Bornavirus is a non-cytolytic, neurotropic RNA virus that persistently infects the central nervous systems of vertebrates. Although bornavirus epidemiology has been investigated mainly in human psychiatric diseases for several decades, the involvement of persistent bornavirus infection in these diseases remains controversial. Recent studies have shown that two bornaviruses, Borna disease virus 1 and variegated squirrel bornavirus 1, can cause fatal encephalomyelitis in humans. In animal models, acute bornavirus infection causes immune-mediated encephalomyelitis, whereas persistent infection induces neurobehavioral disturbances resembling human neurodevelopmental disorders, such as autism. The neuropathology of persistent infection involves impairment in neural circuit formation and/or plasticity. Bornavirus P is a major pathogenic factor, which regulates neurite outgrowth, cell migration and synaptic plasticity. In addition, P disrupts the insulin-like growth factor pathway and induces Purkinje cell loss in the cerebellum, thereby causing autism-like neuropathology. Furthermore, bornavirus infection has been shown to disrupt neurogenesis. During neurogenesis, long interspersed nucleotide element-1, a retrotransposon, generates neuronal genomic and transcriptomic variances that are important for neural plasticity. Long interspersed nucleotide element-1 retrotranspose their own mRNAs in uninfected cells, whereas they also retrotranspose bornavirus mRNAs in infected cells; therefore, the long interspersed nucleotide element-1 retrotransposition required for neural plasticity might be disturbed by infections. The aim of the present article is to provide fundamental information on bornavirus infection in humans. Clinicians should consider bornavirus infection in at least two types of suspicious cases: non-purulent fatal encephalitis with unknown etiology among patients who have had contact with animals or lived in a rural area and those related to organ transplantation.

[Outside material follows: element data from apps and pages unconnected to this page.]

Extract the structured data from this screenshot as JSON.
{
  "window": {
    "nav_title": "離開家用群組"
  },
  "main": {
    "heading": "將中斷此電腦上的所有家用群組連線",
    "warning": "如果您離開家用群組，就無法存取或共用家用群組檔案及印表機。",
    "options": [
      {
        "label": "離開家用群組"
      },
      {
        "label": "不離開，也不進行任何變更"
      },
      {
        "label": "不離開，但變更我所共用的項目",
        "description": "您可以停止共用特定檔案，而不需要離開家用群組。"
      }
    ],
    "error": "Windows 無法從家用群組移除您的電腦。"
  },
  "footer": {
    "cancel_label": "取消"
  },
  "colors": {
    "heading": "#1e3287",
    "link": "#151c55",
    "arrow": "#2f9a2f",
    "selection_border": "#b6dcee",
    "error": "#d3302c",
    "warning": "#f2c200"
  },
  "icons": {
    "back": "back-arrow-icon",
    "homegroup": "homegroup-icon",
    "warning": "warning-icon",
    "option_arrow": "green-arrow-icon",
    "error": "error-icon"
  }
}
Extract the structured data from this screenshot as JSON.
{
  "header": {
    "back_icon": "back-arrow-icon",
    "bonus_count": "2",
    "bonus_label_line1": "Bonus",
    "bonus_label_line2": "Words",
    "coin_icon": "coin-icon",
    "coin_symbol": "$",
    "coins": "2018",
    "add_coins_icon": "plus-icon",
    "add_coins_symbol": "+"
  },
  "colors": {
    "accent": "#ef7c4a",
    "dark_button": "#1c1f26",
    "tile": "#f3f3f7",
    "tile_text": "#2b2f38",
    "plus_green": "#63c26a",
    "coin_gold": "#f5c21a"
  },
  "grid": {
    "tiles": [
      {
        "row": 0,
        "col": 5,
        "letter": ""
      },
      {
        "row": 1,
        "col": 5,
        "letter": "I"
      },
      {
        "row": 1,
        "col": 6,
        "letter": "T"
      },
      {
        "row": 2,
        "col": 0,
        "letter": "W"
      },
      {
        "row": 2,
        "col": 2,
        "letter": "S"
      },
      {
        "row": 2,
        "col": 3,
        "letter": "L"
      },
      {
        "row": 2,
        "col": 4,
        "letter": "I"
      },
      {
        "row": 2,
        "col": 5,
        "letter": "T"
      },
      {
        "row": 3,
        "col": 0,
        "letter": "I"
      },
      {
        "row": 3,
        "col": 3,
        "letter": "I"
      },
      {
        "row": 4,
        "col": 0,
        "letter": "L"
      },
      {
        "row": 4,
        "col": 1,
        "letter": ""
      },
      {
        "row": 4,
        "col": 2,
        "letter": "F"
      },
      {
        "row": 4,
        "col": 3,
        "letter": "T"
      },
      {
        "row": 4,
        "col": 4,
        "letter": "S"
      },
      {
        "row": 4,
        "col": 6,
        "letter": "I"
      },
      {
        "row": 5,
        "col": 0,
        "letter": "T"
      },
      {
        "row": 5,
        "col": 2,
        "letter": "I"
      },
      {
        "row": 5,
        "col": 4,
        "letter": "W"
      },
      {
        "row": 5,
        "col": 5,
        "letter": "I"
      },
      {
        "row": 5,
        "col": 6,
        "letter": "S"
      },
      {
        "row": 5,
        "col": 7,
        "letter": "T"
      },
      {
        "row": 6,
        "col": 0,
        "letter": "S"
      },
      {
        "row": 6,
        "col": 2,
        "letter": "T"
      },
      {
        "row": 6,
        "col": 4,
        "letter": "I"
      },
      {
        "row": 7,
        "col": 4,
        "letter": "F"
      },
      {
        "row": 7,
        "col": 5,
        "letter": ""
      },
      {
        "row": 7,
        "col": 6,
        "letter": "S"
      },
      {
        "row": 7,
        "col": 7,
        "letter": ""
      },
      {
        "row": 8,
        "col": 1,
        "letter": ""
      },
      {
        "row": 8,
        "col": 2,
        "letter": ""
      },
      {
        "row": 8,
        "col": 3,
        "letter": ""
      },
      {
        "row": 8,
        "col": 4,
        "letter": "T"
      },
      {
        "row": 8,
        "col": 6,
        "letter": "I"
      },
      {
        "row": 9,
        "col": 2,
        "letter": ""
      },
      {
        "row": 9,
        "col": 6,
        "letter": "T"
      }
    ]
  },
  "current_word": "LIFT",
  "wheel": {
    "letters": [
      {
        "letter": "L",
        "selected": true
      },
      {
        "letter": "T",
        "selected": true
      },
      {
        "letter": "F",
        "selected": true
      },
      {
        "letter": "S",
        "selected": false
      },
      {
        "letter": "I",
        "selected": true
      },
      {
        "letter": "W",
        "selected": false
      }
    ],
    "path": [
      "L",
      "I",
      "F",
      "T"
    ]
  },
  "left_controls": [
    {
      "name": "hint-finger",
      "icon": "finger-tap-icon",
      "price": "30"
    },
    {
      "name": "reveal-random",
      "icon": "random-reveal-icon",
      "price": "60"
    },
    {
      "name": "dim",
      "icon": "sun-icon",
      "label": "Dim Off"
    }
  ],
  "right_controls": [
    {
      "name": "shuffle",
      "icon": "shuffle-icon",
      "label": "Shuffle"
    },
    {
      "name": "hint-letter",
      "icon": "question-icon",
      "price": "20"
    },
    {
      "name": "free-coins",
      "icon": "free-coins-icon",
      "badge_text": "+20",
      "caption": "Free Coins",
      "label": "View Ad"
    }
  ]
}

- insulin-like growth factor
ASJC Scopus subject areas
- Neuroscience (miscellaneous)
- Immunology and Microbiology (miscellaneous)
- Clinical Neurology